CWU members in Royal Mail Group have delivered the biggest ever return in a major national strike ballot.
Summary of the dispute:
After returning very large majorities for action in national ballots, CWU members in Royal Mail took 18 days of strike action during the second half of 2022 over pay and unagreed changes to terms and conditions.
The first strike was on 26th August and the last strike of the year was on 24th December. Each action was solidly supported by some 115,000 postal workers in delivery, processing, distribution and all other functions, as well as members working in Parcelforce.
During this time, disciplinary actions against reps and activists by the company, its withdrawal from long agreed IR procedures and other national agreements, along with threats of compulsory redundancies only increased the anger felt by members and, far from breaking the strike, actually boosted the determination of postal workers to fight harder for a fair deal.

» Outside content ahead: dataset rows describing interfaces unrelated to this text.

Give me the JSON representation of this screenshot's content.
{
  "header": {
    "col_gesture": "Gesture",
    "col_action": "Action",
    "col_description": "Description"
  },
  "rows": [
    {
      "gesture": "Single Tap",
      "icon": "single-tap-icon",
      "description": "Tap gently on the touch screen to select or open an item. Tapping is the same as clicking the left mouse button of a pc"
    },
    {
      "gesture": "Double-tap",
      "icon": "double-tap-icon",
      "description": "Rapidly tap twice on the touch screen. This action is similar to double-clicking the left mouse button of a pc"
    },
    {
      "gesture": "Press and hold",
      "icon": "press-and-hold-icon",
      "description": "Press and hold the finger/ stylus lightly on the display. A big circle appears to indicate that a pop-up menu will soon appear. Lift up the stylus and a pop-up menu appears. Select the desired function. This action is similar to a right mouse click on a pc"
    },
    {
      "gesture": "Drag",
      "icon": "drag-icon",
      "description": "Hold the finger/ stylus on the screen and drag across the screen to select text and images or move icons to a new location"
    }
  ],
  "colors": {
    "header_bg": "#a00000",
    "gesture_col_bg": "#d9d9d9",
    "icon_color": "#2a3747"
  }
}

In early January, however, the company made what the union described as “significant moves” towards a potential settlement of the dispute, including a pledge not to carry out any compulsory redundancies, a return to the pre-existing industrial relations framework, a full review of all disciplinary cases arising from the dispute and a commitment to meaningful negotiations during January with the aim of resolving the issues in dispute.
On this basis, the union decided not to call further strike actions during January, and to focus on engagement with these negotiations in good faith.
However, in the event of the negotiations being unsuccessful, and given that the initial strike ballot mandates from 2022 were due to expire in the latter part of February, the union also called a second national industrial action ballot, the result of which will be announced on 16th February.
Given the strategic importance of Royal Mail to the UK economy and society, the union also spent part of January making sure that the broader issues around the postal service and its future are fully highlighted in Parliament. Two Westminster Hall Debates, gave MPs the opportunity to debate and discuss the current state of UK postal services and the future of the USO, while the Business, Energy & Industrial Strategy Select Committee, heard from our general secretary Dave Ward and Royal Mail CEO Simon Thompson on the dispute.
(Subsequently, Select Committee Chair Darren Jones summonsed Mr Thompson to appear before the Committee again, on 22nd February.)
Also in January, our CWU leadership met with major Royal Mail shareholders to explain the union’s concerns about the company, set out our vision for a positive future and answer shareholders’ questions.